After 18 years of protracted negotiations, Russia has finally become a member of the World Trade Organization. Germany hopes the move will improve bilateral trade relations and remove former barriers.
German cars are at a premium in Russia. But whoever wants to own a Mercedes, BMW or VW needs to dig deep into their pockets. There's a 30 percent import duty on new cars on top of the regular sales price, and a 35 percent tariff on imported used cars. It's part of Moscow's idea to make buying foreign cars expensive and thus unattractive for Russian citizens. And it's not just about cars but a plan for many other products as well.
Peter Balas, who represents the European Union's interests in WTO accession negotiations, called that protectionism. Russia's been sealing off its markets systematically since 2006, he said, adding that based on a very open partnership and cooperation agreement with the EU, Russia took a number of measures to shelter its agriculture sector.
"What followed were higher duties on wood and anti-crisis duties levied in 2009; duties which are still in place today," Balas said.
Decline in direct foreign investment
Balas said Russia's policy hasn't necessarily done its economy any favors. He said statistical data shows direct investment in Russia by EU member countries has been declining considerably in recent years because of existing trade barriers, widespread corruption and red tape. Such an environment, Balas said, has had a role in Russia's economic stagnation, low productivity and run-down infrastructure.
WTO accession is important for both Russia and the EU, Balas said. "Russia will not be an interesting business partner and investment target as long as there are no secure and stable legal conditions for foreign trade partners," the EU representative said. But Russia's WTO membership means a lot of changes that will support the Russian economy's modernization.
German companies sense brisk business
Considering Russia's modernization needs, it's first and foremost German manufacturing and engineering firms which are hoping for new business opportunities. Russia is already their fourth-largest export market. If import duties were to come down to an average of 6.4 percent from the present 9.4 percent, trade activities could experience a boost.
German-Russian trade volume last year was put at 70 billion euros ($87.75 billion), the highest annual level ever achieved.

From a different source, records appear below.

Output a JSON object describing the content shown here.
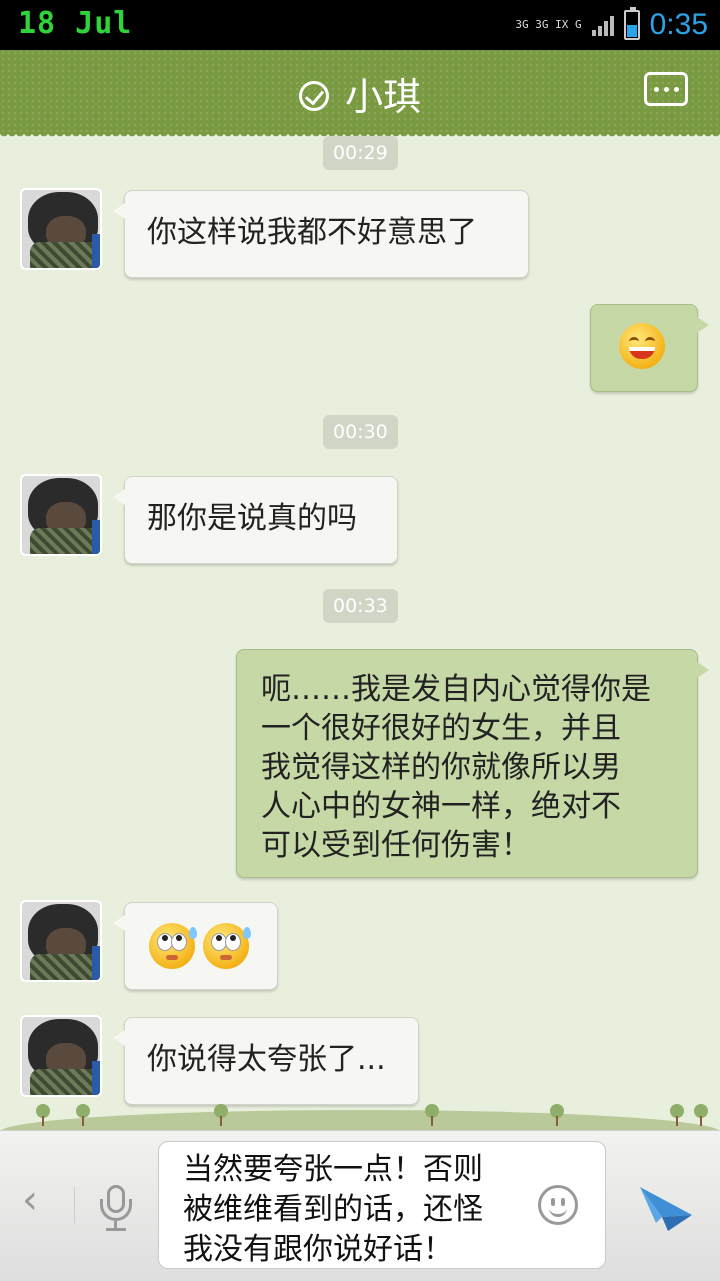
{
  "status_bar": {
    "date": "18 Jul",
    "network": [
      "3G",
      "3G",
      "IX",
      "G"
    ],
    "time": "0:35"
  },
  "header": {
    "title": "小琪",
    "verified_icon": "check-circle-icon",
    "more_icon": "chat-more-icon"
  },
  "messages": [
    {
      "type": "timestamp",
      "text": "00:29"
    },
    {
      "type": "incoming",
      "text": "你这样说我都不好意思了"
    },
    {
      "type": "outgoing",
      "emoji": [
        "grin-emoji"
      ]
    },
    {
      "type": "timestamp",
      "text": "00:30"
    },
    {
      "type": "incoming",
      "text": "那你是说真的吗"
    },
    {
      "type": "timestamp",
      "text": "00:33"
    },
    {
      "type": "outgoing",
      "lines": [
        "呃……我是发自内心觉得你是",
        "一个很好很好的女生，并且",
        "我觉得这样的你就像所以男",
        "人心中的女神一样，绝对不",
        "可以受到任何伤害！"
      ]
    },
    {
      "type": "incoming",
      "emoji": [
        "eye-roll-emoji",
        "eye-roll-emoji"
      ]
    },
    {
      "type": "incoming",
      "text": "你说得太夸张了..."
    }
  ],
  "input_bar": {
    "value": "当然要夸张一点！否则\n被维维看到的话，还怪\n我没有跟你说好话！",
    "back_glyph": "‹",
    "icons": [
      "back-arrow-icon",
      "microphone-icon",
      "smiley-icon",
      "send-icon"
    ]
  },
  "colors": {
    "header_bg": "#7a9a42",
    "chat_bg": "#e8efdc",
    "outgoing_bubble": "#c7d8a7",
    "incoming_bubble": "#f6f6f3",
    "time_text": "#2aa4e8",
    "date_text": "#2fd43a",
    "send_icon": "#3f8fd6"
  }
}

With Russia now a WTO member, the bilateral trade volume could increase by another 2 billion euros annually. German carmakers also sense good business opportunities, should import duties on vehicles dip gradually to 15 percent.
But Hans-Joachim Henckel from the German Foreign Ministry's Foreign Trade Department said businesses shouldn't be overly enthusiastic. There would only be improvements if Russia stuck to the "rules of the game."
"But doubts are in order, as intense debates in Russia continue about possible protectionist measures in many industries," Henckel added.
Russians dread competition
Balas, for his part, claimed Russia had misused the pre-WTO period of transition. He said new protectionist measures in Russia were cooked up almost on a weekly basis and that they ran foul of WTO stipulations.
It's the Russian business community that has been resisting the notion of more liberalized trade relations. Domestic companies are afraid of competition from abroad, with foreign rivals being able to offer their goods at lower prices, should import duties come down. The Kremlin, for its part, has been hoping for reduced consumer prices in the wake of WTO membership - a side effect that could help stifle rising dissatisfaction among ordinary Russians.